ACTION ITEM> Which of the lines below contain the string "this"? Pull each one out of the data.

Data items
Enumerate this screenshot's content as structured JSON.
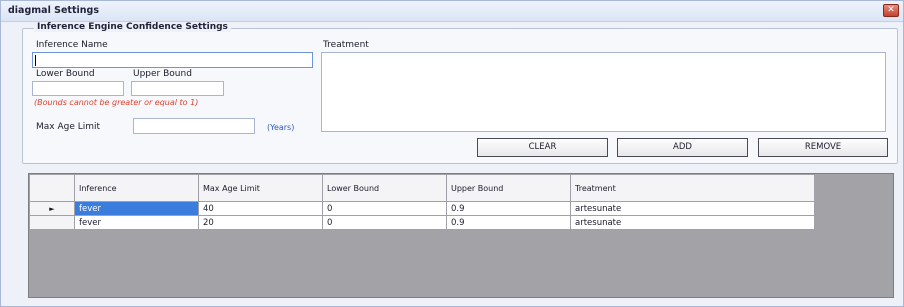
{
  "window": {
    "title": "diagmal Settings",
    "close_label": "✕"
  },
  "group": {
    "title": "Inference Engine Confidence Settings"
  },
  "form": {
    "inference_name_label": "Inference Name",
    "inference_name_value": "",
    "lower_bound_label": "Lower Bound",
    "upper_bound_label": "Upper Bound",
    "lower_bound_value": "",
    "upper_bound_value": "",
    "bounds_hint": "(Bounds cannot be greater or equal to 1)",
    "max_age_label": "Max Age Limit",
    "max_age_value": "",
    "years_hint": "(Years)",
    "treatment_label": "Treatment",
    "treatment_value": ""
  },
  "buttons": {
    "clear": "CLEAR",
    "add": "ADD",
    "remove": "REMOVE"
  },
  "grid": {
    "columns": [
      {
        "key": "inference",
        "label": "Inference"
      },
      {
        "key": "max_age",
        "label": "Max Age Limit"
      },
      {
        "key": "lower",
        "label": "Lower Bound"
      },
      {
        "key": "upper",
        "label": "Upper Bound"
      },
      {
        "key": "treatment",
        "label": "Treatment"
      }
    ],
    "rows": [
      {
        "current": true,
        "inference": "fever",
        "max_age": "40",
        "lower": "0",
        "upper": "0.9",
        "treatment": "artesunate"
      },
      {
        "current": false,
        "inference": "fever",
        "max_age": "20",
        "lower": "0",
        "upper": "0.9",
        "treatment": "artesunate"
      }
    ],
    "current_row_marker": "►"
  },
  "colors": {
    "selection": "#3b7ddd",
    "error_hint": "#e2412d",
    "info_hint": "#2b5bb8",
    "grid_background": "#a3a3a7"
  }
}
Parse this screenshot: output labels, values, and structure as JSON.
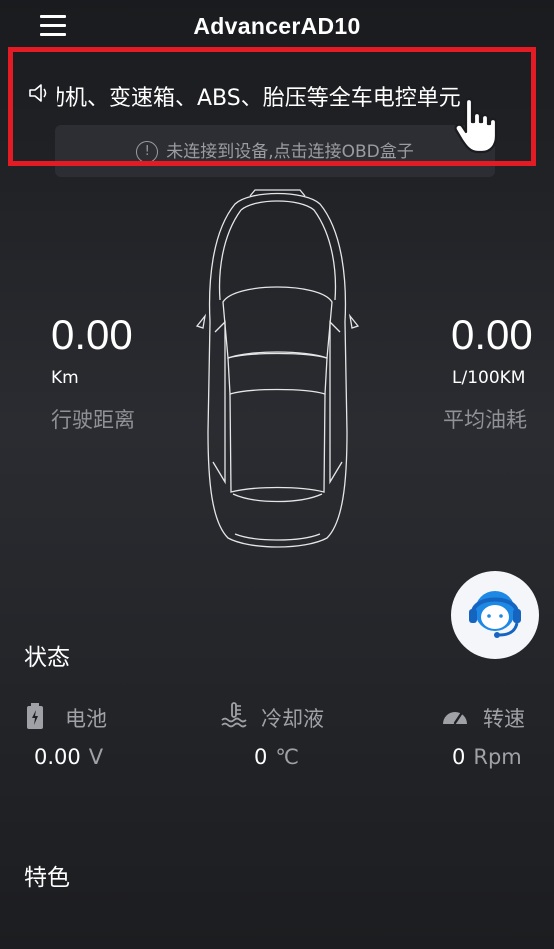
{
  "header": {
    "title": "AdvancerAD10"
  },
  "marquee": {
    "text": "动机、变速箱、ABS、胎压等全车电控单元"
  },
  "banner": {
    "icon": "!",
    "text": "未连接到设备,点击连接OBD盒子"
  },
  "stats": {
    "distance": {
      "value": "0.00",
      "unit": "Km",
      "label": "行驶距离"
    },
    "fuel": {
      "value": "0.00",
      "unit": "L/100KM",
      "label": "平均油耗"
    }
  },
  "status": {
    "title": "状态",
    "battery": {
      "label": "电池",
      "value": "0.00",
      "unit": "V"
    },
    "coolant": {
      "label": "冷却液",
      "value": "0",
      "unit": "℃"
    },
    "rpm": {
      "label": "转速",
      "value": "0",
      "unit": "Rpm"
    }
  },
  "features": {
    "title": "特色"
  },
  "colors": {
    "highlight_border": "#e21b24",
    "support_blue": "#1e88e5"
  }
}
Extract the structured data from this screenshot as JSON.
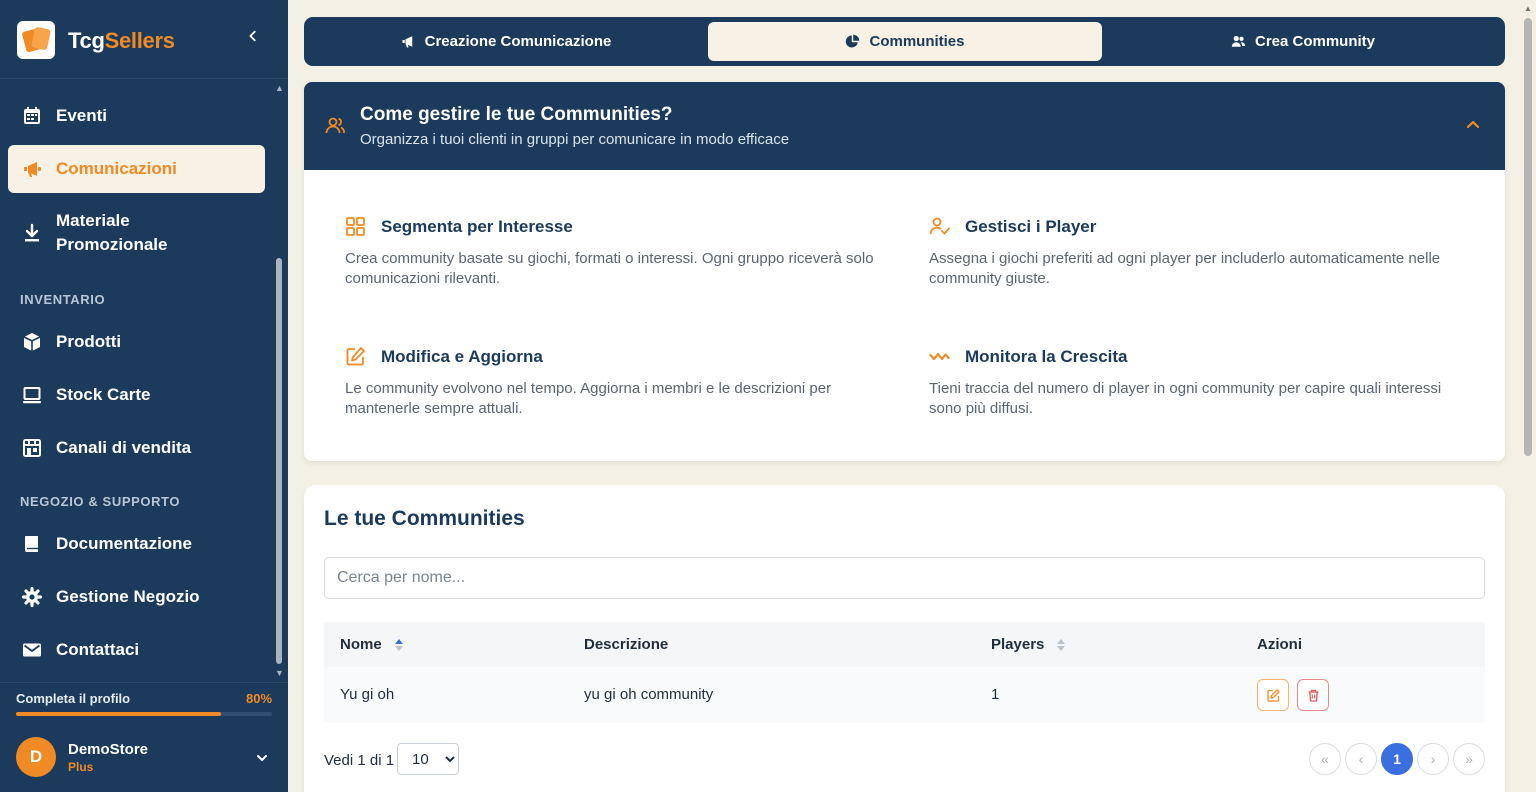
{
  "brand": {
    "name_part1": "Tcg",
    "name_part2": "Sellers"
  },
  "sidebar": {
    "collapse_icon": "chevron-left-icon",
    "items": [
      {
        "label": "Eventi",
        "icon": "calendar-icon",
        "active": false
      },
      {
        "label": "Comunicazioni",
        "icon": "megaphone-icon",
        "active": true
      },
      {
        "label": "Materiale Promozionale",
        "icon": "download-icon",
        "active": false
      },
      {
        "label": "Prodotti",
        "icon": "box-icon",
        "active": false
      },
      {
        "label": "Stock Carte",
        "icon": "monitor-icon",
        "active": false
      },
      {
        "label": "Canali di vendita",
        "icon": "store-icon",
        "active": false
      },
      {
        "label": "Documentazione",
        "icon": "book-icon",
        "active": false
      },
      {
        "label": "Gestione Negozio",
        "icon": "gear-icon",
        "active": false
      },
      {
        "label": "Contattaci",
        "icon": "mail-icon",
        "active": false
      }
    ],
    "sections": {
      "inventory": "INVENTARIO",
      "shop_support": "NEGOZIO & SUPPORTO"
    },
    "profile_progress": {
      "label": "Completa il profilo",
      "value_text": "80%",
      "fraction": 0.8
    },
    "user": {
      "initial": "D",
      "name": "DemoStore",
      "plan": "Plus"
    }
  },
  "tabs": [
    {
      "label": "Creazione Comunicazione",
      "icon": "megaphone-icon",
      "active": false
    },
    {
      "label": "Communities",
      "icon": "pie-chart-icon",
      "active": true
    },
    {
      "label": "Crea Community",
      "icon": "users-icon",
      "active": false
    }
  ],
  "info": {
    "title": "Come gestire le tue Communities?",
    "subtitle": "Organizza i tuoi clienti in gruppi per comunicare in modo efficace",
    "features": [
      {
        "title": "Segmenta per Interesse",
        "icon": "grid-icon",
        "desc": "Crea community basate su giochi, formati o interessi. Ogni gruppo riceverà solo comunicazioni rilevanti."
      },
      {
        "title": "Gestisci i Player",
        "icon": "user-check-icon",
        "desc": "Assegna i giochi preferiti ad ogni player per includerlo automaticamente nelle community giuste."
      },
      {
        "title": "Modifica e Aggiorna",
        "icon": "edit-icon",
        "desc": "Le community evolvono nel tempo. Aggiorna i membri e le descrizioni per mantenerle sempre attuali."
      },
      {
        "title": "Monitora la Crescita",
        "icon": "activity-icon",
        "desc": "Tieni traccia del numero di player in ogni community per capire quali interessi sono più diffusi."
      }
    ]
  },
  "communities": {
    "title": "Le tue Communities",
    "search_placeholder": "Cerca per nome...",
    "columns": [
      "Nome",
      "Descrizione",
      "Players",
      "Azioni"
    ],
    "rows": [
      {
        "name": "Yu gi oh",
        "description": "yu gi oh community",
        "players": "1"
      }
    ],
    "footer_label": "Vedi 1 di 1",
    "page_size": "10",
    "page_size_options": [
      "10"
    ],
    "current_page": "1"
  },
  "colors": {
    "navy": "#1b3a5c",
    "accent": "#f08a24",
    "cream": "#f8f1e5",
    "pagination": "#3b6fe0"
  }
}
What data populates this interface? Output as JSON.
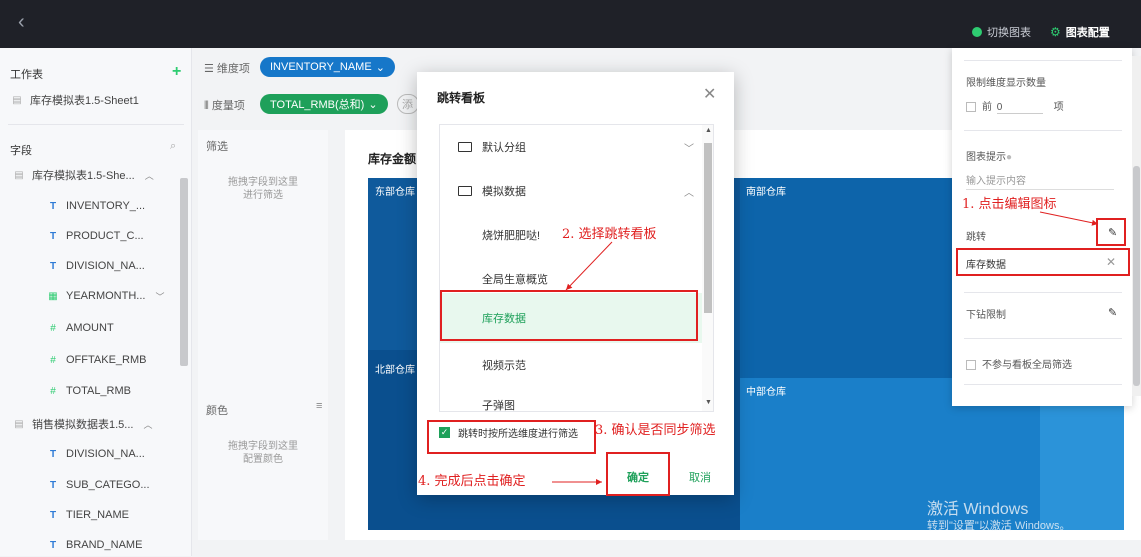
{
  "topbar": {
    "back": "‹",
    "switch_chart": "切换图表",
    "chart_config": "图表配置"
  },
  "left": {
    "worksheet_label": "工作表",
    "sheet_name": "库存模拟表1.5-Sheet1",
    "fields_label": "字段",
    "group1": "库存模拟表1.5-She...",
    "group1_fields": [
      {
        "type": "T",
        "name": "INVENTORY_..."
      },
      {
        "type": "T",
        "name": "PRODUCT_C..."
      },
      {
        "type": "T",
        "name": "DIVISION_NA..."
      },
      {
        "type": "date",
        "name": "YEARMONTH..."
      },
      {
        "type": "#",
        "name": "AMOUNT"
      },
      {
        "type": "#",
        "name": "OFFTAKE_RMB"
      },
      {
        "type": "#",
        "name": "TOTAL_RMB"
      }
    ],
    "group2": "销售模拟数据表1.5...",
    "group2_fields": [
      {
        "type": "T",
        "name": "DIVISION_NA..."
      },
      {
        "type": "T",
        "name": "SUB_CATEGO..."
      },
      {
        "type": "T",
        "name": "TIER_NAME"
      },
      {
        "type": "T",
        "name": "BRAND_NAME"
      }
    ]
  },
  "shelf": {
    "dimension_label": "维度项",
    "dimension_value": "INVENTORY_NAME",
    "measure_label": "度量项",
    "measure_value": "TOTAL_RMB(总和)",
    "add_label": "添"
  },
  "filter": {
    "label": "筛选",
    "hint_line1": "拖拽字段到这里",
    "hint_line2": "进行筛选"
  },
  "color": {
    "label": "颜色",
    "hint_line1": "拖拽字段到这里",
    "hint_line2": "配置颜色"
  },
  "chart": {
    "title_partial": "库存金额",
    "tiles": [
      "东部仓库",
      "南部仓库",
      "北部仓库",
      "中部仓库"
    ],
    "tile_colors": [
      "#0f5a9c",
      "#0d64aa",
      "#0a4f8e",
      "#1a7fc9"
    ]
  },
  "watermark": {
    "line1": "激活 Windows",
    "line2": "转到\"设置\"以激活 Windows。"
  },
  "right_panel": {
    "limit_label": "限制维度显示数量",
    "top_label": "前",
    "top_value": "0",
    "top_unit": "项",
    "tooltip_label": "图表提示",
    "tooltip_placeholder": "输入提示内容",
    "jump_label": "跳转",
    "jump_target": "库存数据",
    "drill_label": "下钻限制",
    "no_global_filter": "不参与看板全局筛选"
  },
  "modal": {
    "title": "跳转看板",
    "items": [
      {
        "kind": "folder",
        "label": "默认分组"
      },
      {
        "kind": "folder",
        "label": "模拟数据"
      },
      {
        "kind": "board",
        "label": "烧饼肥肥哒!"
      },
      {
        "kind": "board",
        "label": "全局生意概览"
      },
      {
        "kind": "board",
        "label": "库存数据"
      },
      {
        "kind": "board",
        "label": "视频示范"
      },
      {
        "kind": "board",
        "label": "子弹图"
      }
    ],
    "sync_filter": "跳转时按所选维度进行筛选",
    "ok": "确定",
    "cancel": "取消"
  },
  "annotations": {
    "step1": "1. 点击编辑图标",
    "step2": "2. 选择跳转看板",
    "step3": "3. 确认是否同步筛选",
    "step4": "4. 完成后点击确定"
  },
  "colors": {
    "accent_green": "#1ea05a",
    "accent_blue": "#1677c9",
    "annotation_red": "#e02020"
  }
}
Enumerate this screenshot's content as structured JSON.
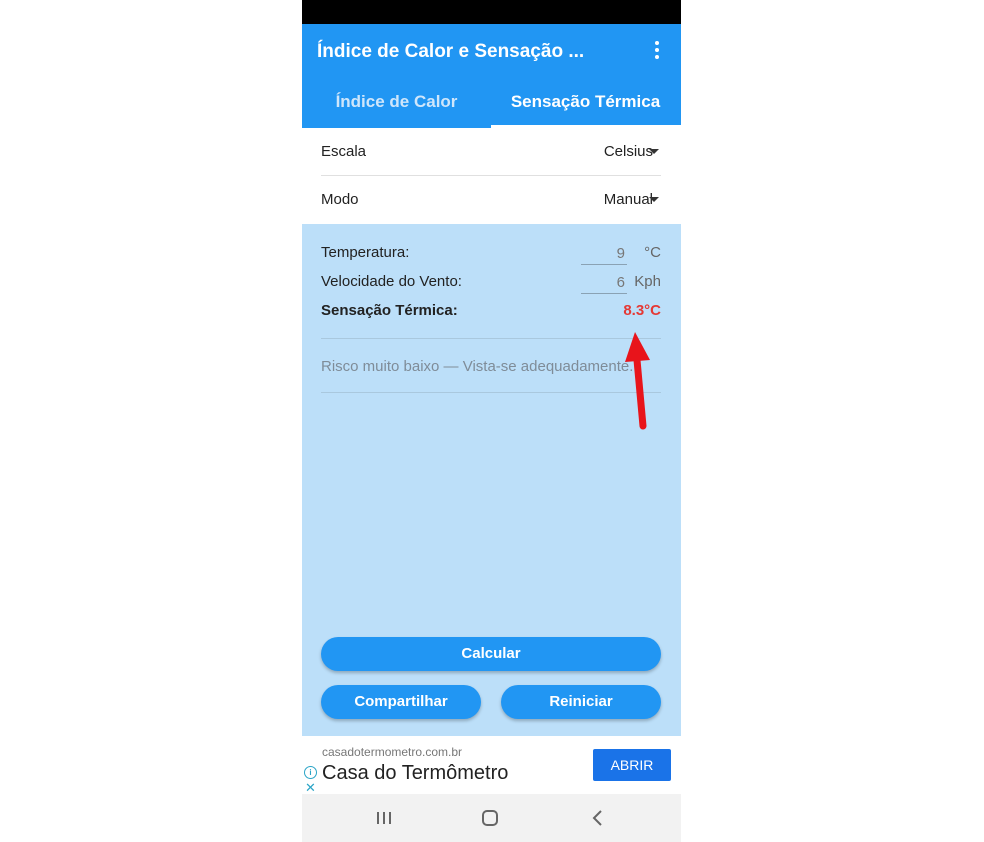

WRITTEN SOLUTION>
Enumerate this screenshot's content as structured JSON.
Parse this screenshot: output labels, values, and structure as JSON.
Extract the structured data from this screenshot as JSON.
What data populates this interface? Output as JSON.
Enumerate this screenshot's content as structured JSON.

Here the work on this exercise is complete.